> _WHAT YOU NEED TO DO_: Write back each entry precisely as it is given.

[[ STORED DATA, beginning ]]

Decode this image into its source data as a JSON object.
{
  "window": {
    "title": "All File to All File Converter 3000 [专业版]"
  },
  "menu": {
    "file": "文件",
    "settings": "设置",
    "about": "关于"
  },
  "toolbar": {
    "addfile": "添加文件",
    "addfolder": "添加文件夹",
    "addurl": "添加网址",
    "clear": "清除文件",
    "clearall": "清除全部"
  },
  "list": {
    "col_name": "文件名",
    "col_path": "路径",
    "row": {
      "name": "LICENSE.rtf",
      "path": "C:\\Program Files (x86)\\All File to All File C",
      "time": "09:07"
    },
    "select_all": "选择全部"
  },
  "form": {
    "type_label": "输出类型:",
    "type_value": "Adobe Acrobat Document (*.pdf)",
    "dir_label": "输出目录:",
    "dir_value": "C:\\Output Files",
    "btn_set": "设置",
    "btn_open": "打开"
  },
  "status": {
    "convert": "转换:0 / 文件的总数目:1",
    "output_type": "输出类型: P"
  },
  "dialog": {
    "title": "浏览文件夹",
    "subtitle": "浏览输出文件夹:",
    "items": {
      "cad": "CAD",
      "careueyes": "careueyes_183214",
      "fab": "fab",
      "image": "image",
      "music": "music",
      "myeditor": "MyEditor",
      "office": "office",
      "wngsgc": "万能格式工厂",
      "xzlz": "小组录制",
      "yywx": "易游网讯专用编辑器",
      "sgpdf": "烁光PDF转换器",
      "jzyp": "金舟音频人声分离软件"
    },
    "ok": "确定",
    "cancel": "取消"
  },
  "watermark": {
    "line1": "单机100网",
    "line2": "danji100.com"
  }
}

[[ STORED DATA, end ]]

> _YOUR RESPONSE_:
Decode this image into its source data as a JSON object.
{
  "window": {
    "title": "All File to All File Converter 3000 [专业版]"
  },
  "menu": {
    "file": "文件",
    "settings": "设置",
    "about": "关于"
  },
  "toolbar": {
    "addfile": "添加文件",
    "addfolder": "添加文件夹",
    "addurl": "添加网址",
    "clear": "清除文件",
    "clearall": "清除全部"
  },
  "list": {
    "col_name": "文件名",
    "col_path": "路径",
    "row": {
      "name": "LICENSE.rtf",
      "path": "C:\\Program Files (x86)\\All File to All File C",
      "time": "09:07"
    },
    "select_all": "选择全部"
  },
  "form": {
    "type_label": "输出类型:",
    "type_value": "Adobe Acrobat Document (*.pdf)",
    "dir_label": "输出目录:",
    "dir_value": "C:\\Output Files",
    "btn_set": "设置",
    "btn_open": "打开"
  },
  "status": {
    "convert": "转换:0 / 文件的总数目:1",
    "output_type": "输出类型: P"
  },
  "dialog": {
    "title": "浏览文件夹",
    "subtitle": "浏览输出文件夹:",
    "items": {
      "cad": "CAD",
      "careueyes": "careueyes_183214",
      "fab": "fab",
      "image": "image",
      "music": "music",
      "myeditor": "MyEditor",
      "office": "office",
      "wngsgc": "万能格式工厂",
      "xzlz": "小组录制",
      "yywx": "易游网讯专用编辑器",
      "sgpdf": "烁光PDF转换器",
      "jzyp": "金舟音频人声分离软件"
    },
    "ok": "确定",
    "cancel": "取消"
  },
  "watermark": {
    "line1": "单机100网",
    "line2": "danji100.com"
  }
}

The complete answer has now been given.